- trouble falling asleep (insomnia)
- acting out dreams (REM sleep behavior
- restless legs syndrome (RLS)
- sleep apnea
- frequent need to urinate at night
- confusion at night
A sleep specialist can diagnose these issues, and recommend treatments to help you sleep more soundly.
Trouble controlling urination and bowel movements stems from a problem with messages getting from your brain to your bladder and bowels. Bladder and bowel problems related to Parkinson’s disease include:
- a constant urge to urinate (urge
incontinence or overactive bladder)
- leaking when you laugh, exercise, or sneeze
- frequent need to urinate at night
- weak urine stream
- stool leakage (fecal incontinence)
Making a few lifestyle changes can help improve bowel and bladder issues. For example:
- Go to the bathroom at regular times
throughout the day.
- Increase your fiber and fluid intake.
- Take a stool softener.
See your doctor for an evaluation. Medications and other treatments can help relieve incontinence due to Parkinson’s.
This complication isn’t caused by Parkinson’s disease, but by the medication used to treat it. People who take high doses of the drug levodopa (or who stay on it for many years) can develop uncontrolled movements such as head shaking, twitching, swaying, or fidgeting. These movements are called dyskinesia.
Shifting dopamine levels in your brain cause dyskinesia. When you take levodopa, dopamine levels rise. As the drug wears off, levels drop. Changing your levodopa dose or adding in an extended-release formula drug may help prevent this complication. Speak with your doctor if you take levodopa and are experiencing dyskinesia.
Difficulty sleeping at night — which is common in people with Parkinson’s disease — can make you feel tired during the day. But Parkinson’s fatigue isn’t your ordinary exhaustion. Some people feel so tired they can barely get out of bed. Taking naps, exercising, and taking your medication as prescribed can all help combat this Parkinson’s complication.
About 10 percent of people with Parkinson’s experience pain as their first symptom. Up to 50 percent of people diagnosed with the disease will experience pain at some point.
A number of factors in Parkinson’s disease trigger pain. Causes include muscle contractions and abnormal processing of pain signals in the brain.
The pain can be centered in your:
It can feel:
- like pins and needles
Levodopa — the same drug used to manage Parkinson’s symptoms — can also help with pain. It relieves the muscle spasms that trigger pain.
Other pain treatments include:
- analgesic pain relievers
- physical therapy
- exercise, including tai chi and yoga
You might notice that you get a little dizzy whenever you stand up from a seated or lying position. This symptom is called orthostatic or postural hypotension. It’s caused by a drop in blood pressure when you change positions. It affects about 1 in 5 people with Parkinson’s.

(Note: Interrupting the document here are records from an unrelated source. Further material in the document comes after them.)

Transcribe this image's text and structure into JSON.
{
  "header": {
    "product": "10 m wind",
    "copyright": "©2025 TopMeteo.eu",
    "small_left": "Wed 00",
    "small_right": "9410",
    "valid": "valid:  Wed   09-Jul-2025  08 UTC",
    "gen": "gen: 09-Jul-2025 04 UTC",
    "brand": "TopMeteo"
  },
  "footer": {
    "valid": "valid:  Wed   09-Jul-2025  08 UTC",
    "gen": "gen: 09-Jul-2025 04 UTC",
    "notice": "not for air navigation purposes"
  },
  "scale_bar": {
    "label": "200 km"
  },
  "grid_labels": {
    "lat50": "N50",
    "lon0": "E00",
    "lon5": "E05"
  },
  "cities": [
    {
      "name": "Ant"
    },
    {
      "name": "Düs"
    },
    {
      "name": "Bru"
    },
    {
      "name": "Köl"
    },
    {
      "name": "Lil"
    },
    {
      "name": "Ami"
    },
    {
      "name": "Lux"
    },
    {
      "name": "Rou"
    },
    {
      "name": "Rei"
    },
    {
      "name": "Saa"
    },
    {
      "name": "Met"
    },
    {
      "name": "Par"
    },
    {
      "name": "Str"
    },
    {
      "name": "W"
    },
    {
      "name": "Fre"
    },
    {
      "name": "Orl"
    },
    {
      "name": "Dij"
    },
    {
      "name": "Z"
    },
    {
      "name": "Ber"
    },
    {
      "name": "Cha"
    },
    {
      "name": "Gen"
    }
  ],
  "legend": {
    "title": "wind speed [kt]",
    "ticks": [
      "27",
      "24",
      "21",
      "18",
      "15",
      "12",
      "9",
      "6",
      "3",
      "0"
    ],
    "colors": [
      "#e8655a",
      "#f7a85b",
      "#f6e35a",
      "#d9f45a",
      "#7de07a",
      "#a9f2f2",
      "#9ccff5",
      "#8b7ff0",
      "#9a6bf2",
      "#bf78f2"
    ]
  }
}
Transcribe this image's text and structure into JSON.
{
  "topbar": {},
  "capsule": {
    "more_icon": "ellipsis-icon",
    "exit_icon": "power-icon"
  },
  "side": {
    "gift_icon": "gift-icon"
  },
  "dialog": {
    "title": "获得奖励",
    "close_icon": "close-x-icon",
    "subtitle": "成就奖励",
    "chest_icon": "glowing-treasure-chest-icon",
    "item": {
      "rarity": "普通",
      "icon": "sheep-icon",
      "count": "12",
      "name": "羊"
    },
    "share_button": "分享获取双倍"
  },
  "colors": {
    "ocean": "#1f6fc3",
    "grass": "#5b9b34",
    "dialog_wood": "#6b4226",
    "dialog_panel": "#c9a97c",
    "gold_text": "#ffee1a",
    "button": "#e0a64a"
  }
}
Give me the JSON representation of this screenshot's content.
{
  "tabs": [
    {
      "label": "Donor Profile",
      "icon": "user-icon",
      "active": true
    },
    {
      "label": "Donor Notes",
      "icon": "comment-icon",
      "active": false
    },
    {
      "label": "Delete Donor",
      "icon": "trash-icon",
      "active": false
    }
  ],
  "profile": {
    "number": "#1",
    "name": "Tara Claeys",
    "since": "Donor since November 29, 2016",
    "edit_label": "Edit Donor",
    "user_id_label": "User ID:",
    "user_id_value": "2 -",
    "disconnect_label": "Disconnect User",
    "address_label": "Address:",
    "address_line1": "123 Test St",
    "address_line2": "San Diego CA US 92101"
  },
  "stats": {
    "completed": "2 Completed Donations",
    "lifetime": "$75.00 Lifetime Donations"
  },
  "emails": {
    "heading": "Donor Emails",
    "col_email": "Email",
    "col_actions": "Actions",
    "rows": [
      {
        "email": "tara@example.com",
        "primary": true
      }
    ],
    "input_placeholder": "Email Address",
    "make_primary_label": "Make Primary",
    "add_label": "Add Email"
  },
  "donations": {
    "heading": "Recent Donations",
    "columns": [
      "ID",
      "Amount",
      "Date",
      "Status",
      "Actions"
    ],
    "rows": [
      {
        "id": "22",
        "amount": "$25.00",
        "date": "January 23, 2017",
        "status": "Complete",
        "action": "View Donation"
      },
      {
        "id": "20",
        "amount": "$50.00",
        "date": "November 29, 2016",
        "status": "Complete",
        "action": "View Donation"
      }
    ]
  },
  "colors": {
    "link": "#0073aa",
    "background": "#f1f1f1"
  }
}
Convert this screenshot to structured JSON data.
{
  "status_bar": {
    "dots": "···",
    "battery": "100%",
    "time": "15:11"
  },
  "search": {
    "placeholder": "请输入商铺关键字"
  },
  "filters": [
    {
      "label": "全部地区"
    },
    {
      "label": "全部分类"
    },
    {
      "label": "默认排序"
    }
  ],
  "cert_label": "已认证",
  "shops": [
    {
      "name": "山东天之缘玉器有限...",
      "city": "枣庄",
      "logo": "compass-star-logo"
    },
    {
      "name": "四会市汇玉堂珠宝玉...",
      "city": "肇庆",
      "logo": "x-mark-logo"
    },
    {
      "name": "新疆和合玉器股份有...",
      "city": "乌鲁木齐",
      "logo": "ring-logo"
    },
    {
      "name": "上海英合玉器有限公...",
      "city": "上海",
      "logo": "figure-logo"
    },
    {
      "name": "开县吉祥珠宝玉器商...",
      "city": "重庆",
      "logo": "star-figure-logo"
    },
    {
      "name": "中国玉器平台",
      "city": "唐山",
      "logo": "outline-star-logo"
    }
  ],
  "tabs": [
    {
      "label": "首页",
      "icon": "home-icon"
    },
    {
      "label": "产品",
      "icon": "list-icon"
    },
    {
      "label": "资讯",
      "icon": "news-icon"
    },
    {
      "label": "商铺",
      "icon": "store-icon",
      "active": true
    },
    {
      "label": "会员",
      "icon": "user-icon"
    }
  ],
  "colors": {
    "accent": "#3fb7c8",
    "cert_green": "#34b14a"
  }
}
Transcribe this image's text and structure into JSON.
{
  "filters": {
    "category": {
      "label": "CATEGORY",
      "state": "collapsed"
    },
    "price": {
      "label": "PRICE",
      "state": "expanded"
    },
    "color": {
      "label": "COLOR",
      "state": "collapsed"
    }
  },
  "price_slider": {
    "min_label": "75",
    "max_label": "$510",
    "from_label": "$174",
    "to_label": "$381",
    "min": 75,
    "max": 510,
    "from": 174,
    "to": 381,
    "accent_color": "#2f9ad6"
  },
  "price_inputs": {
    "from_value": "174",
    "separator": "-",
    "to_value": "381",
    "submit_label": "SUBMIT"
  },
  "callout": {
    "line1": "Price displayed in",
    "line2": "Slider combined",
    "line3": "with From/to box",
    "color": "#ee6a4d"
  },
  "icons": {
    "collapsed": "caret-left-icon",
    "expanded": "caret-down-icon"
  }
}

Your body has an internal mechanism that adjusts your blood pressure whenever you move. Postural hypotension happens when there is a problem with this mechanism. Some Parkinson’s medications can also cause a drop in blood pressure.
To avoid sudden drops in blood pressure:
- Move slowly when going from a seated or
lying position to standing.
- Drink eight glasses of water each day (extra
fluid increases blood pressure).
- Ask your doctor if you need to adjust the
dose of any medications that could be affecting your blood pressure.
A reduced sense of smell is a common — but often overlooked — early symptom of Parkinson’s disease. Researchers think it’s due to nerve damage from the abnormal buildup of the protein alpha-synuclein (or α-synuclein) in parts of the brain that control the sense of smell.
Parkinson’s damages the nerves that enable men to have an erection and provide feeling to the genitals. It also causes stiff or jerky movements, which can make the act of having sex uncomfortable.
As a result, up to 80 percent of people with Parkinson’s disease lose the desire — or the ability — to have sex. Your doctor can help you find ways to work around sexual issues due to Parkinson’s disease.